December 26, 2009

Contact: Jon Greenwood, 315-386-3231; Joe Giroux, 518-565-4730 (M-F, 9-4)

Results of 22 NNYADP Research Projects Now Online at www.nnyagdev.org: Partnerships provide North Country farmers with NNY-specific practical data

Northern NY – “These projects bring together the research, educational and technical assistance expertise needed to address the needs and opportunities that are unique to farming in the North Country” – that is how Northern New York Agricultural Development Program Co-Chair Jon Greenwood describes the small grants projects funded by the farmer-driven program that serves Clinton, Essex, Franklin, Jefferson, Lewis and St. Lawrence counties.

The Northern New York Agricultural Development Program website at www.nnyagdev.org has recently added the results of 22 NNYADP-funded projects focused on research to assist dairy, field crops, maple, local foods and high tunnel agriculture, soil health, and conservation.

Joe Giroux, NNYADP Co-Chair from Plattsburgh, NY, says, “Northern New York’s unique micro-climates, soil variability, and market channels (local and more distant) are just a few of the regional factors that challenge the profitability and long-term vitality of farms in the region. That is why the farmers in six-county region select and prioritize practical on-farm research, outreach and technical assistance demonstrations designed to improve production and farm business profitability in the region.”

The Program’s funding is made possible by the New York State Senate through the leadership of Senate Agriculture Committee Chair Darrel Aubertine, himself a dairyman, and the long-term support of Senator Elizabeth “Betty” Little.

The recently-uploaded project reports provide farmers with ways to improve:
• dairy herd health and nutrition
• apple orchard management systems,
• the production of food-grade soybeans,
• the production of cereal grain varieties for grain and straw, and
• the production of high tunnel-grown fruits, vegetables and flowers. High tunnels are of increasingly popular interest for North Country agricultural entrepreneurs.

Farmers are not the only ones who benefit from the NNYADP projects. Champlain Valley Milling owner Sam Sherman says, “The value of projects made possible by the Northern New York Agricultural Development Program extends to businesses that depend on local sources of raw product for value-added production, which, in turn, provides jobs and generates dollars to feed the local economy.”

The Northern New York Agricultural Development Program has funded soil health management and agricultural environment management research that is helping farmers:
• protect the North Country’s water resources
• reduce fertilizer costs, and
• make better use of soil, tillage practices, manure management and precision nutrient application.
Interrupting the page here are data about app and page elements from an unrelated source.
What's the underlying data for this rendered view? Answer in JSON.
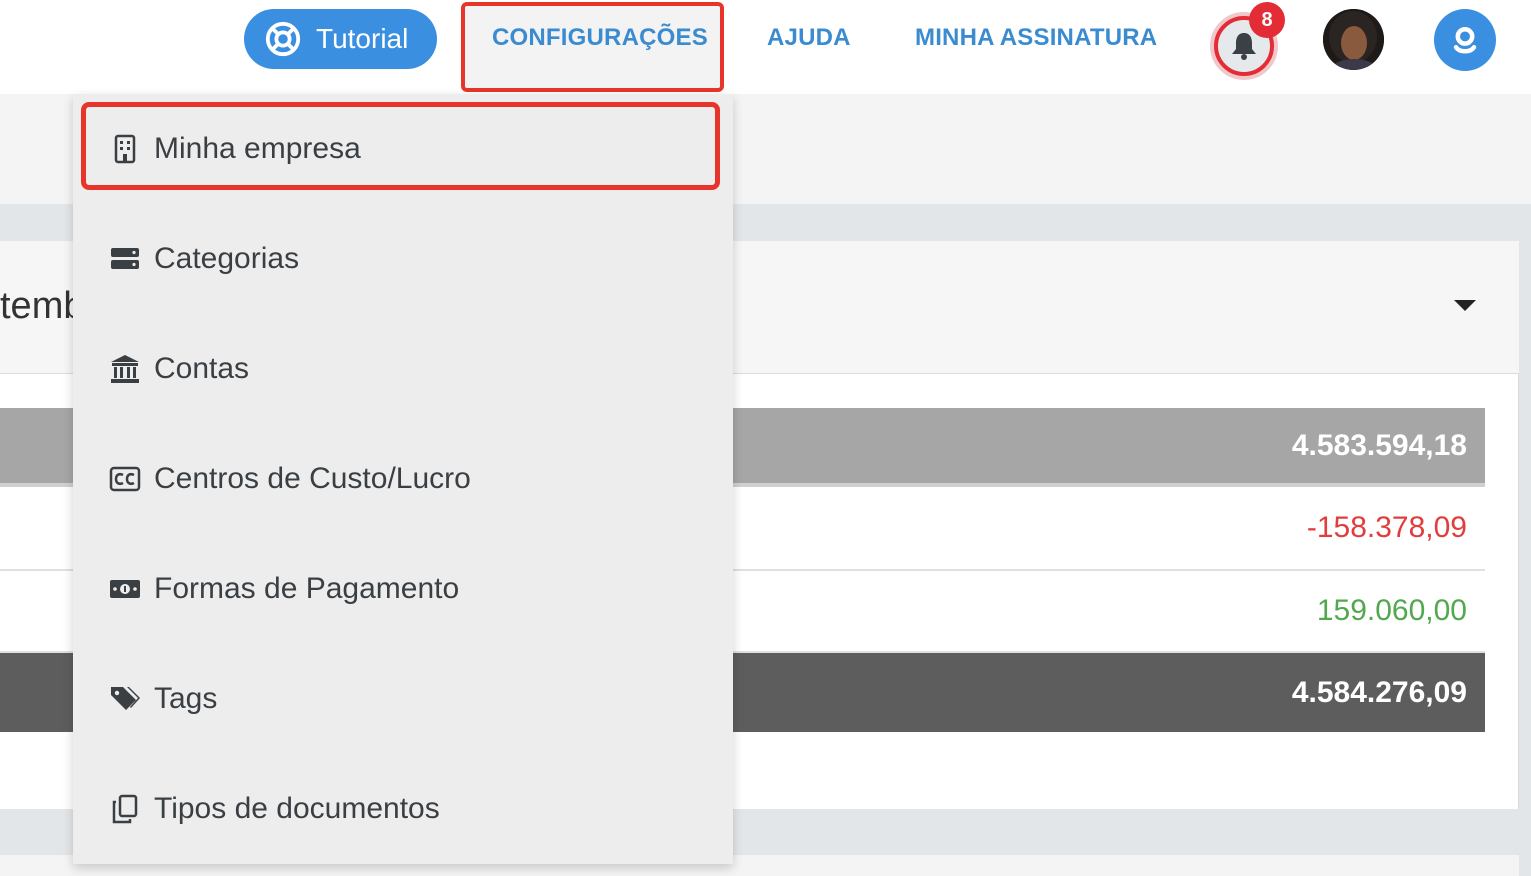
{
  "topbar": {
    "tutorial_label": "Tutorial",
    "nav": {
      "config": "CONFIGURAÇÕES",
      "help": "AJUDA",
      "subscription": "MINHA ASSINATURA"
    },
    "notification_count": "8",
    "accent_color": "#3b8fe0"
  },
  "card": {
    "title_fragment": "temb",
    "rows": [
      {
        "value": "4.583.594,18"
      },
      {
        "value": "-158.378,09"
      },
      {
        "value": "159.060,00"
      },
      {
        "value": "4.584.276,09"
      }
    ]
  },
  "dropdown": {
    "items": [
      {
        "label": "Minha empresa",
        "icon": "building-icon"
      },
      {
        "label": "Categorias",
        "icon": "server-icon"
      },
      {
        "label": "Contas",
        "icon": "bank-icon"
      },
      {
        "label": "Centros de Custo/Lucro",
        "icon": "closed-captioning-icon"
      },
      {
        "label": "Formas de Pagamento",
        "icon": "money-bill-icon"
      },
      {
        "label": "Tags",
        "icon": "tags-icon"
      },
      {
        "label": "Tipos de documentos",
        "icon": "copy-icon"
      }
    ]
  },
  "colors": {
    "negative": "#e23d3d",
    "positive": "#52a84f",
    "highlight": "#e8352b",
    "notification": "#e32c36"
  }
}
Dairyman Mike Kiechle of Philadelphia, NY, says, “Participating in the Northern New York Ag Development project evaluating ways to reduce fertilizer costs for corn crops was a win-win that saved me money.”

Also among the reports recently posted to www.nnyagdev.org are research-based strategies for:
• adapting to climate change for maple production in NNY
• evaluating perennial grasses grown under NNY soils and climates as energy conversion crops,
• developing new cropping system options for organic grain production
• using ultrasound to improve beef production, and
• coping with crop and livestock pests and diseases, such as brown root rot, alfalfa snout beetle (an insect pest unique to NNY), and mastitis.

Dairyman and NNYADP board member Randy Ooms of Constable, NY, says, “Project data directly from our soils and growing conditions gives us a head start with challenges created by crop pests and localized causes of mastitis plus helps us take advantage of local food trends and new crop and marketing opportunities.”

A series of NNYADP-funded projects have produced success in helping farmers cope with alfalfa snout beetle (ASB) that can destroy entire alfalfa crops in a single growing season. The latest reports address progress in breeding ASB-resistant varieties of alfalfa and developing a farmer-friendly way for farmers to raise the nematodes that serve as a biocontrol for ASB.

Cornell University’s College of Agriculture and Life Sciences; the Cornell University Agricultural Experiment Station; the NYS Agricultural Experiment Station in Geneva, NY; Cornell Cooperative Extension at Cornell and in each of the six NNY counties; the W.H. Miner Agricultural Research Institute; the Cornell E.V. Baker Agricultural Research Farm; the U.S. Department of Agriculture; local Soil and Water Conservation Districts, cooperating farmers and agri-service businesses all provide support (funds, land, staff and expertise) to the Northern New York Agricultural Development Program.

“This program provides the opportunities and research needed to move agriculture in Northern New York into the 21st century,” says beef producer Don Holman of Adams, NY.

For more information on the Northern New York Agricultural Development Program contact Jon Greenwood, Co-chair for Western NNY, 315-386-3231, Joe Giroux, Co-chair for Eastern NNY, 518-563-7523 or R. David Smith, Program Coordinator at Cornell University, 607-255-7286. # # #